|2017/10/13 06:47, Breaux:|| |
|Listened to some podcast recently on bitcoin which helped frame my view on the future of cryptocurrencies and why cryptocurrencies have a future but maybe not Bitcoin. Goes something like this.
First-generation cryptocurrencies like Bitcoin were designed to prevent governments from meddling in people's finances and affairs. My bet is that governments are never going to let such currencies come into serious play with the state-backed currency systems, because they are effectively designed to to prevent mechanisms that allow redistribution of wealth (taxes and inflation).
CRYPTOCURRENCIES however (not Bitcoin), are likely to play a very important role in the future monetary system of the world. Remember that historically we have changed monetary system every 30-40 years or so. The current monetary system (USD as the world's reserve currency) has been in play for over 70 years now, ever since Bretton Woods in 1944. So both from a cyclical/historic perspective, we are definitely due for a change. Also looking at fundamentals, we are due for a change. The US was selected as the world's reserve currency because it had the strongest credit in the wake of WW2, which was fought
Being the world's reserve currency basically comes with an exorbitant privilege in that the issuer of that currency can get into debt for free; the usual result of borrowing excessively for other countries would be that treasury yields increase and cost of borrowing increase. But this is not the case for the US atm, since there is so much demand for USD as the reserve currency. So obviously other countries like Russia (read anything by Sergey Glasyev) and China wants to strip the US of this unfair advantage by pushing the trend of dedolarization to facilitate a shift in world reserve currency. Arguably, it is unfair because US may no longer be the world's strongest credit (national debt of 20 trillion dollars). Already in the late 1960s the strength of the US credit was questionable, and as a result Nixon had to slam the convertibility to gold, establishing a pure fiat system. The only reason it was kept was because Kissinger struck a deal with the saudies a few years later, perpetuating the USD as the reserve currency through the petrodollar system.
But why is change imminent NOW? Well let's see, the US is no longer the main importer of oil. The Chinese (the world's largest importer of oil) are putting significant pressue onto the Saudis to trade in other currencies. The Saudi king recently met with Putin (an event unimaginable until recently). China is about to issue a future oil contract in Yuan backed by gold, to allow oil traders to bypass the dollar. There is a clear trend of dedolarization, but at this stage there is no clear alternative reserve currency.

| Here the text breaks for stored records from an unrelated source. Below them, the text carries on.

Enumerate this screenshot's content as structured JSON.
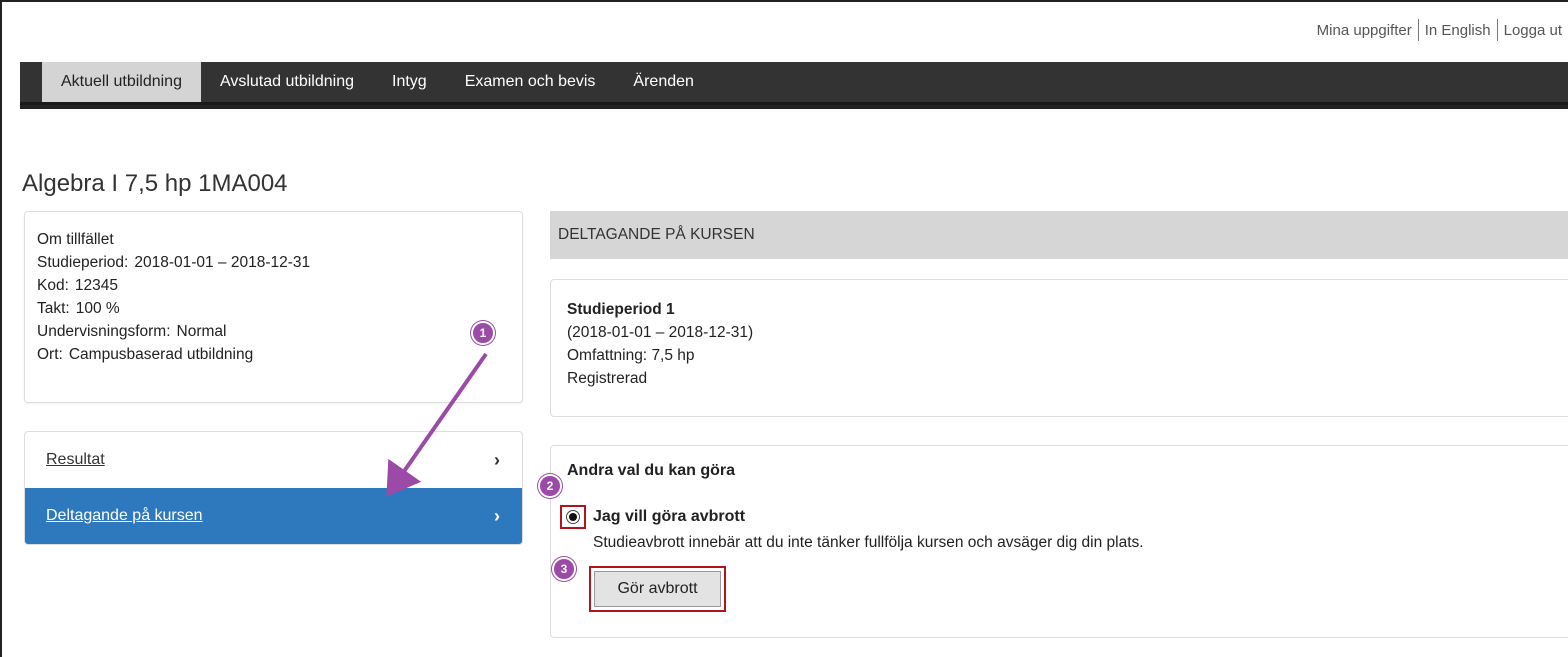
{
  "top_links": [
    "Mina uppgifter",
    "In English",
    "Logga ut"
  ],
  "nav": {
    "tabs": [
      "Aktuell utbildning",
      "Avslutad utbildning",
      "Intyg",
      "Examen och bevis",
      "Ärenden"
    ],
    "active_tab": "Aktuell utbildning"
  },
  "page_title": "Algebra I 7,5 hp 1MA004",
  "info": {
    "heading": "Om tillfället",
    "rows": [
      {
        "label": "Studieperiod:",
        "value": "2018-01-01 – 2018-12-31"
      },
      {
        "label": "Kod:",
        "value": "12345"
      },
      {
        "label": "Takt:",
        "value": "100 %"
      },
      {
        "label": "Undervisningsform:",
        "value": "Normal"
      },
      {
        "label": "Ort:",
        "value": "Campusbaserad utbildning"
      }
    ]
  },
  "side_menu": {
    "items": [
      {
        "label": "Resultat",
        "active": false
      },
      {
        "label": "Deltagande på kursen",
        "active": true
      }
    ]
  },
  "section_header": "DELTAGANDE PÅ KURSEN",
  "period": {
    "title": "Studieperiod 1",
    "dates": "(2018-01-01 – 2018-12-31)",
    "scope_label": "Omfattning:",
    "scope_value": "7,5 hp",
    "status": "Registrerad"
  },
  "choices": {
    "title": "Andra val du kan göra",
    "option_label": "Jag vill göra avbrott",
    "option_selected": true,
    "option_description": "Studieavbrott innebär att du inte tänker fullfölja kursen och avsäger dig din plats.",
    "button_label": "Gör avbrott"
  },
  "annotations": {
    "badges": [
      "1",
      "2",
      "3"
    ],
    "color": "#9b4aa8",
    "highlight_color": "#b0141c"
  }
}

Cryptocurrency may be the answer in the end. China and Russia are both working on government-sponsored cryptocurrencies. The PBOC are actively advertising for hiring crypto engineers for creating a digital version of the renminbi. Russian state-sponsored crypto-currency is also on the roll, Putin met with Ethereum founder to discuss this recently. The long and the short of it is that crypto may eventually take over as the global transaction currency, and subsequently the denomination for central bank reserve assets, making it the world reserve currency. The question then becomes, what will a state-backed currency look like?
Government are likely to use the blockchain technology, but redeploy this in a completely different way, such that they will be able to tax you, they will have full transparency over your transactions, they will be able to increase the money supply by the push of a button. In the hands of governments, it would probably become the utter antithesis to what first-generation cryptocurrencies were designed to do. It will become impossible to conceal any wealth within this system.
Who issues and controls this new global cryptocurrency will be the space race of the 21st century, probably between the US, China and Russia.